Democratic Governor Laura Kelly, also spoke out, condemning the mandate.
The push comes after protests across the country and in Kansas, people venting their frustration over the new federal order. While the proposals have gained support, public hearings pointed to mounting concerns among advocacy groups and business leaders. Michael Poppa, a representative for Mainstream Coalition, a non-profit organization aimed at “speaking out against extremism,” said his group strongly believes in the separation of “church and state,” arguing that there are already sufficient religious exemption requirements at the state and federal level.
“We believe very strongly that there is no place for the church to govern, nor the government to impede on religion,” Poppa said.
Eric Stafford spoke on behalf of the Kansas Chamber of Commerce, representing several businesses in the state. One bill, which expands unemployment benefits to those that are fired over the mandate, has drawn attention from the business community. However, some leaders are concerned over the cost.
“We ask that you not punish us in the business community for only carrying out what the federal government is trying to carry out,” Stafford said.
Still, lawmakers say their main goal is trying to find a solution that works for Kansas. Representative John Barker, R-Abilene, said it’s “possible” that legislators will come to an agreement.
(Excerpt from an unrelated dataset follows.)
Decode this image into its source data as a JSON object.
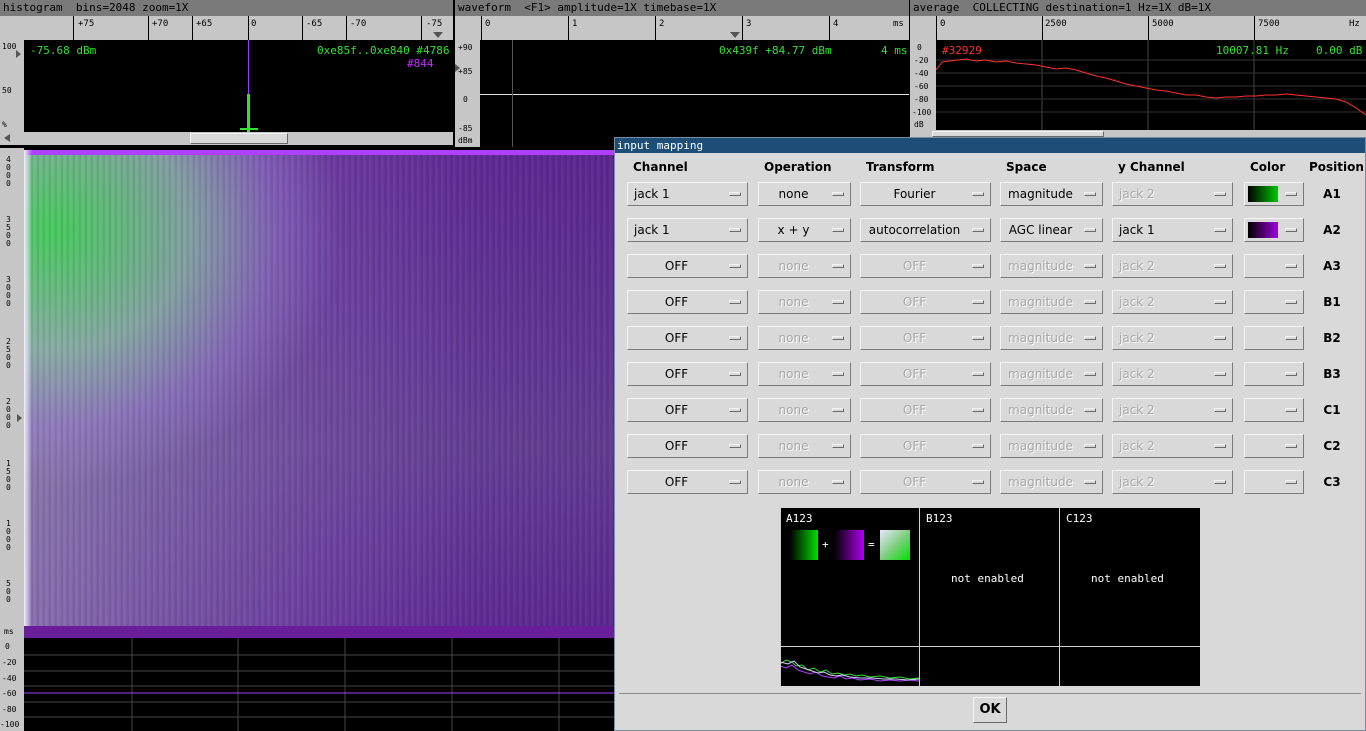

“The devil’s always in the details, so we’ll have to wait until we have the bill, and everybody will review that and cast their votes,” Barker said.